WORK REQUEST: A word-for-word copy of the data is what's wanted, with no pictures.

(App and web page records)
──────────

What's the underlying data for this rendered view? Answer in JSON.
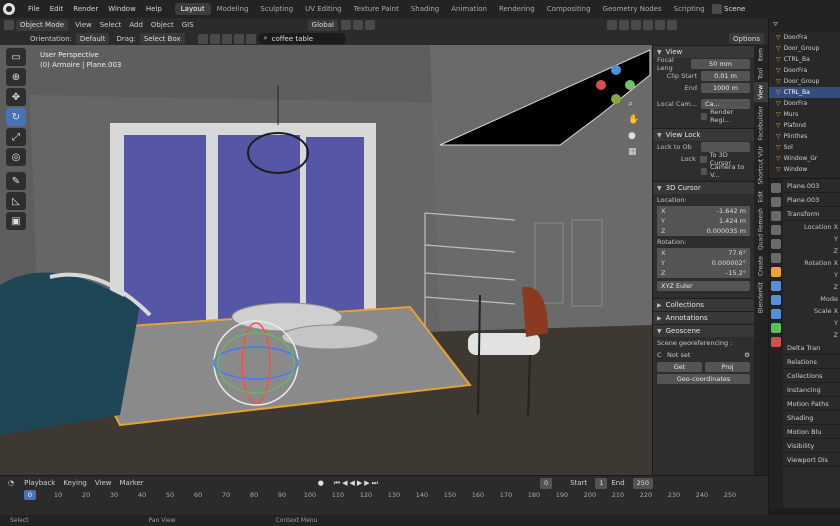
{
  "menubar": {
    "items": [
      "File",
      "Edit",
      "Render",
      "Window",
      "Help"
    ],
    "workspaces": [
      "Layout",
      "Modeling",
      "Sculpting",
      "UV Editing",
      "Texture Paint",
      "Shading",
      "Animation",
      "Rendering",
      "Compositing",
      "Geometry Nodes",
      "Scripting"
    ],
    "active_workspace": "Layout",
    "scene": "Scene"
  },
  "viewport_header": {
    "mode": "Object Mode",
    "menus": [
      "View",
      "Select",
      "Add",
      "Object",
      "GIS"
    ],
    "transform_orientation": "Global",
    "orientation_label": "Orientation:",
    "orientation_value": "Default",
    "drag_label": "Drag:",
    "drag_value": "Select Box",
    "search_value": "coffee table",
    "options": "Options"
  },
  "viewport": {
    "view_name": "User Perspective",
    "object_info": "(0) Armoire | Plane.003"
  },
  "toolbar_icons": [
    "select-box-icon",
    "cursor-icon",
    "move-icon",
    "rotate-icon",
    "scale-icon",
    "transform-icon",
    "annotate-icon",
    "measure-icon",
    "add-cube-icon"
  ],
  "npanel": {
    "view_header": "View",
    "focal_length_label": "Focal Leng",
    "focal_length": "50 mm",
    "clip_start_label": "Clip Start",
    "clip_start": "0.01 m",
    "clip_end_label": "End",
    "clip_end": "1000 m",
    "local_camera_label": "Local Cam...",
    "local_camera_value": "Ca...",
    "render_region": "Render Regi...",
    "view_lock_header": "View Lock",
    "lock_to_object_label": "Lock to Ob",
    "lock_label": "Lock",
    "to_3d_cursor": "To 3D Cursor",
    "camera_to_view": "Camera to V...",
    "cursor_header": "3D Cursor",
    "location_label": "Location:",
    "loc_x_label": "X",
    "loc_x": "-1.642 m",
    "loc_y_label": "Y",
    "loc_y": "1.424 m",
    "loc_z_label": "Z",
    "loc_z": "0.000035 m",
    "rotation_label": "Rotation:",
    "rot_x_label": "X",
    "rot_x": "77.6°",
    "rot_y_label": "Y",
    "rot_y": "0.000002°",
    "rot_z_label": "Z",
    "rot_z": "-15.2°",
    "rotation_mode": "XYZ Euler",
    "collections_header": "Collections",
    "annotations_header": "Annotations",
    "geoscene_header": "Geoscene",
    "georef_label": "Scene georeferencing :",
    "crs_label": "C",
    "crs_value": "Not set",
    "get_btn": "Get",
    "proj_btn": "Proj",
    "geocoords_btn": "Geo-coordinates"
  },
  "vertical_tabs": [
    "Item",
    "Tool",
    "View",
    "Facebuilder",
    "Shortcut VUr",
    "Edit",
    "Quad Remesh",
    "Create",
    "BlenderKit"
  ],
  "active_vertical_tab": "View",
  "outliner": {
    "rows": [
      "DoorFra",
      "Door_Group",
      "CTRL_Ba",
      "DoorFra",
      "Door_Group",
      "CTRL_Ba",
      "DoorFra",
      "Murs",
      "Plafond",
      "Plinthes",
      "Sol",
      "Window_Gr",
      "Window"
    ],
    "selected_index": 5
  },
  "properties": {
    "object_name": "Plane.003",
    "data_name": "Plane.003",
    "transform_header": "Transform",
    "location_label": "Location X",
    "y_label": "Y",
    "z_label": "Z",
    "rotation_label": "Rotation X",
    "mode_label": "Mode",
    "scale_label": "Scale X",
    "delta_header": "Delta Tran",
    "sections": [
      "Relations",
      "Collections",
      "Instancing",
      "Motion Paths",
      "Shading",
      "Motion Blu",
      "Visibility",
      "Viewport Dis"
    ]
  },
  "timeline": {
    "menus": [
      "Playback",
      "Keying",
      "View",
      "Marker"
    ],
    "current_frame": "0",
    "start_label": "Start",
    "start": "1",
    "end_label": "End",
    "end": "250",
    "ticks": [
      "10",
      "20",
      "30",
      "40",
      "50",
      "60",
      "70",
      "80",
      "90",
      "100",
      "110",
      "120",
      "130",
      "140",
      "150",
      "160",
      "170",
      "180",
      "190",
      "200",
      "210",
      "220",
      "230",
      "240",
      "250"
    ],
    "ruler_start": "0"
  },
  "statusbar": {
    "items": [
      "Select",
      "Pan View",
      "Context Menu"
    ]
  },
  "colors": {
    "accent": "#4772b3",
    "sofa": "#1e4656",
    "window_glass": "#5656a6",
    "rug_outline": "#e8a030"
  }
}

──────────

RESULT FOR THIS TASK:
What's the underlying data for this rendered view? Answer in JSON.
{
  "menubar": {
    "items": [
      "File",
      "Edit",
      "Render",
      "Window",
      "Help"
    ],
    "workspaces": [
      "Layout",
      "Modeling",
      "Sculpting",
      "UV Editing",
      "Texture Paint",
      "Shading",
      "Animation",
      "Rendering",
      "Compositing",
      "Geometry Nodes",
      "Scripting"
    ],
    "active_workspace": "Layout",
    "scene": "Scene"
  },
  "viewport_header": {
    "mode": "Object Mode",
    "menus": [
      "View",
      "Select",
      "Add",
      "Object",
      "GIS"
    ],
    "transform_orientation": "Global",
    "orientation_label": "Orientation:",
    "orientation_value": "Default",
    "drag_label": "Drag:",
    "drag_value": "Select Box",
    "search_value": "coffee table",
    "options": "Options"
  },
  "viewport": {
    "view_name": "User Perspective",
    "object_info": "(0) Armoire | Plane.003"
  },
  "toolbar_icons": [
    "select-box-icon",
    "cursor-icon",
    "move-icon",
    "rotate-icon",
    "scale-icon",
    "transform-icon",
    "annotate-icon",
    "measure-icon",
    "add-cube-icon"
  ],
  "npanel": {
    "view_header": "View",
    "focal_length_label": "Focal Leng",
    "focal_length": "50 mm",
    "clip_start_label": "Clip Start",
    "clip_start": "0.01 m",
    "clip_end_label": "End",
    "clip_end": "1000 m",
    "local_camera_label": "Local Cam...",
    "local_camera_value": "Ca...",
    "render_region": "Render Regi...",
    "view_lock_header": "View Lock",
    "lock_to_object_label": "Lock to Ob",
    "lock_label": "Lock",
    "to_3d_cursor": "To 3D Cursor",
    "camera_to_view": "Camera to V...",
    "cursor_header": "3D Cursor",
    "location_label": "Location:",
    "loc_x_label": "X",
    "loc_x": "-1.642 m",
    "loc_y_label": "Y",
    "loc_y": "1.424 m",
    "loc_z_label": "Z",
    "loc_z": "0.000035 m",
    "rotation_label": "Rotation:",
    "rot_x_label": "X",
    "rot_x": "77.6°",
    "rot_y_label": "Y",
    "rot_y": "0.000002°",
    "rot_z_label": "Z",
    "rot_z": "-15.2°",
    "rotation_mode": "XYZ Euler",
    "collections_header": "Collections",
    "annotations_header": "Annotations",
    "geoscene_header": "Geoscene",
    "georef_label": "Scene georeferencing :",
    "crs_label": "C",
    "crs_value": "Not set",
    "get_btn": "Get",
    "proj_btn": "Proj",
    "geocoords_btn": "Geo-coordinates"
  },
  "vertical_tabs": [
    "Item",
    "Tool",
    "View",
    "Facebuilder",
    "Shortcut VUr",
    "Edit",
    "Quad Remesh",
    "Create",
    "BlenderKit"
  ],
  "active_vertical_tab": "View",
  "outliner": {
    "rows": [
      "DoorFra",
      "Door_Group",
      "CTRL_Ba",
      "DoorFra",
      "Door_Group",
      "CTRL_Ba",
      "DoorFra",
      "Murs",
      "Plafond",
      "Plinthes",
      "Sol",
      "Window_Gr",
      "Window"
    ],
    "selected_index": 5
  },
  "properties": {
    "object_name": "Plane.003",
    "data_name": "Plane.003",
    "transform_header": "Transform",
    "location_label": "Location X",
    "y_label": "Y",
    "z_label": "Z",
    "rotation_label": "Rotation X",
    "mode_label": "Mode",
    "scale_label": "Scale X",
    "delta_header": "Delta Tran",
    "sections": [
      "Relations",
      "Collections",
      "Instancing",
      "Motion Paths",
      "Shading",
      "Motion Blu",
      "Visibility",
      "Viewport Dis"
    ]
  },
  "timeline": {
    "menus": [
      "Playback",
      "Keying",
      "View",
      "Marker"
    ],
    "current_frame": "0",
    "start_label": "Start",
    "start": "1",
    "end_label": "End",
    "end": "250",
    "ticks": [
      "10",
      "20",
      "30",
      "40",
      "50",
      "60",
      "70",
      "80",
      "90",
      "100",
      "110",
      "120",
      "130",
      "140",
      "150",
      "160",
      "170",
      "180",
      "190",
      "200",
      "210",
      "220",
      "230",
      "240",
      "250"
    ],
    "ruler_start": "0"
  },
  "statusbar": {
    "items": [
      "Select",
      "Pan View",
      "Context Menu"
    ]
  },
  "colors": {
    "accent": "#4772b3",
    "sofa": "#1e4656",
    "window_glass": "#5656a6",
    "rug_outline": "#e8a030"
  }
}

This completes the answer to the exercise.